©2018 by Fay Palkimas Sculpture, Fine Art and Furniture. Proudly created with Wix.com

 

'FOUR TOWERS' (2017)

Approximately 10cm x 10cm x 50cm

'Four Towers' were produced as a follow on from 'Alumination', testing to see how iron reacts when directly poured onto pre-charred wood. 
The form of the wood has taken a more natural one, made by splitting the wood to give an organic edge as opposed to the straight edge forms used for 'Alumination'.
The joining of the two materials was also improved by applying mortise & tenon and dowel techniques, with the wood hosting the void and the molten iron filling it.

 

'UNREACTIVE' & 'FALLEN' TOWERS (2018)

Approximately 10cm x 10cm x 60cm

These towers were the scaled up sisters to 'Four Towers' and were created to test new ways of fixing the two opposing materials together. This time instead of using wood-working inspired joints, coach-bolts were used.

With 'Unreactive' Tower the iron was cast separately from the wood, so the two pieces of material fit together perfectly, with no burn-gap there is a a flush line where they meet. The coach-bolt is set into the cast iron and a hole in the base of the wood sits perfectly onto it.

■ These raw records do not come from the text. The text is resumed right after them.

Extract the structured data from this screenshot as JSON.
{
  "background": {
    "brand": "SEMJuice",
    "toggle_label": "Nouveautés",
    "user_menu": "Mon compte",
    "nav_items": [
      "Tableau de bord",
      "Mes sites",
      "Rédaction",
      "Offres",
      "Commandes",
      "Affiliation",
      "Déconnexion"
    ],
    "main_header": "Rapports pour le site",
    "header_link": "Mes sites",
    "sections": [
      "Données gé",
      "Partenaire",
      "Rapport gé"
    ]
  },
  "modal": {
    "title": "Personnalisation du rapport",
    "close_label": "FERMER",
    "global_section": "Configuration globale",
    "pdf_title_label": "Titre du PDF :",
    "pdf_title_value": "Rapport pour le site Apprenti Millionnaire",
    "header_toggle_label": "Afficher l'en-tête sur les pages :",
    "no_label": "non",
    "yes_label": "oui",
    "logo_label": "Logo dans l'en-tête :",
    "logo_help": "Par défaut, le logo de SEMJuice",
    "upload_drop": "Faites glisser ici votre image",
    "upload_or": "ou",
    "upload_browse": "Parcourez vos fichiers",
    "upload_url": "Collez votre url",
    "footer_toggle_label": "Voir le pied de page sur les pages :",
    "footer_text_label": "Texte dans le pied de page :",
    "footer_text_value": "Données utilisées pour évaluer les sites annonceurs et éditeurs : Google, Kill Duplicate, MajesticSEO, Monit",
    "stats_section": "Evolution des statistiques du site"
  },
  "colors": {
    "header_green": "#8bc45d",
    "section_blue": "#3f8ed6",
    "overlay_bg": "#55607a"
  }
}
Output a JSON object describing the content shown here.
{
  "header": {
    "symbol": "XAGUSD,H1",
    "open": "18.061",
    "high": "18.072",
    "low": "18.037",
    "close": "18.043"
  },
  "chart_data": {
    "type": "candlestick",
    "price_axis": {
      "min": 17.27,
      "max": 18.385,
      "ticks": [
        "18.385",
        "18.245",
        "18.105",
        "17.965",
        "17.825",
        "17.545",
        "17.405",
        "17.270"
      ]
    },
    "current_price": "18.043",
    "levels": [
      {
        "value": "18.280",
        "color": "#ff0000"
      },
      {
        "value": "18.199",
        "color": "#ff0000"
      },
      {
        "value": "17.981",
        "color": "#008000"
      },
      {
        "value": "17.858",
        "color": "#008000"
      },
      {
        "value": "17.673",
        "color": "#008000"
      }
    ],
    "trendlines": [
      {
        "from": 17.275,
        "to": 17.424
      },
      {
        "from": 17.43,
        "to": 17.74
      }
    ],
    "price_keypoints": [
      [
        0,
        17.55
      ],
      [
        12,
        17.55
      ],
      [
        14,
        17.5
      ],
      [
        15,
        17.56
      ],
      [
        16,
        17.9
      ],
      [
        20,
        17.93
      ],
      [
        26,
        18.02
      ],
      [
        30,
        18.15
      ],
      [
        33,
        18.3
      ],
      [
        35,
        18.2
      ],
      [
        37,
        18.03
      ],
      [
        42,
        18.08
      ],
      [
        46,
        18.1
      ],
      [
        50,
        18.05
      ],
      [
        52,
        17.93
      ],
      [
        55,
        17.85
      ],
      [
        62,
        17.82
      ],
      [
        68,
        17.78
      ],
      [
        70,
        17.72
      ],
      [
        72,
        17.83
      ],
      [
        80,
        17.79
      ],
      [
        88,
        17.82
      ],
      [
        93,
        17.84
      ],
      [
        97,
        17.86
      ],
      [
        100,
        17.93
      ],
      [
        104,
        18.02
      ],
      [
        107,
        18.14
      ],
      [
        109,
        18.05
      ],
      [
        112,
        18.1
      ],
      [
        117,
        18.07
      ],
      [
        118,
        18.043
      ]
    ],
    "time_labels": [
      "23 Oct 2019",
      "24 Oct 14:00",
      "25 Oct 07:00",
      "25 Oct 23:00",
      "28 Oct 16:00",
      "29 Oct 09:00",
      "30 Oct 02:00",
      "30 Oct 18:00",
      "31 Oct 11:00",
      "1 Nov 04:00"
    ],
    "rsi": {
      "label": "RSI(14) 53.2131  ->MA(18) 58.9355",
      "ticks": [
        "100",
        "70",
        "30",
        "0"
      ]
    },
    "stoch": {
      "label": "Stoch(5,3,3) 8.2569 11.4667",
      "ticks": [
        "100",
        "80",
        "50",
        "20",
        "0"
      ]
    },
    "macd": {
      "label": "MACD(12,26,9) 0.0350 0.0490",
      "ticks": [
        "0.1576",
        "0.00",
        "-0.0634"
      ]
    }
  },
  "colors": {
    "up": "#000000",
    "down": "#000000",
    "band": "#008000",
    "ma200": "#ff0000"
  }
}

'Fallen' Tower is an example of reversing the order of the wood and iron. Cast with the iron taking up the top part of the form rather than the bottom. As the weight of the iron could not be supported by the delicate charred wood, this piece is shown horizontally.

 

'UNPREDICTABLE' TOWER (2018)

Approximately 20cm x 20cm x 60cm

Created by simultaneously casting bronze then iron onto wood within the same mould. A 'Glamorous' way of casting.

 

'Choosing the name for this piece was easy and is self explanatory. I tried to predict the outcome of pouring both iron and bronze into the same mould, knowing that if you poured both metals at exactly the same time, you were likely to get a marbled effect.
Only I decided to pour bronze in first then iron a few minutes later and expected to find the two metals sitting separately yet still fused together.
In reality the iron pushed into the center of the bronze and pushed it out to the sides, almost creating a plated effect.
The result is that the center of this piece is iron and the outer edge is bronze.'

 

You can see in this image the clear stages in the pour; at the top, the charred wood; next the golden bronze reacting with the wood; next a line of iron showing where the bronze came up to; at the bottom the rose bronze created by elements of the golden bronze being burned away by the hot iron.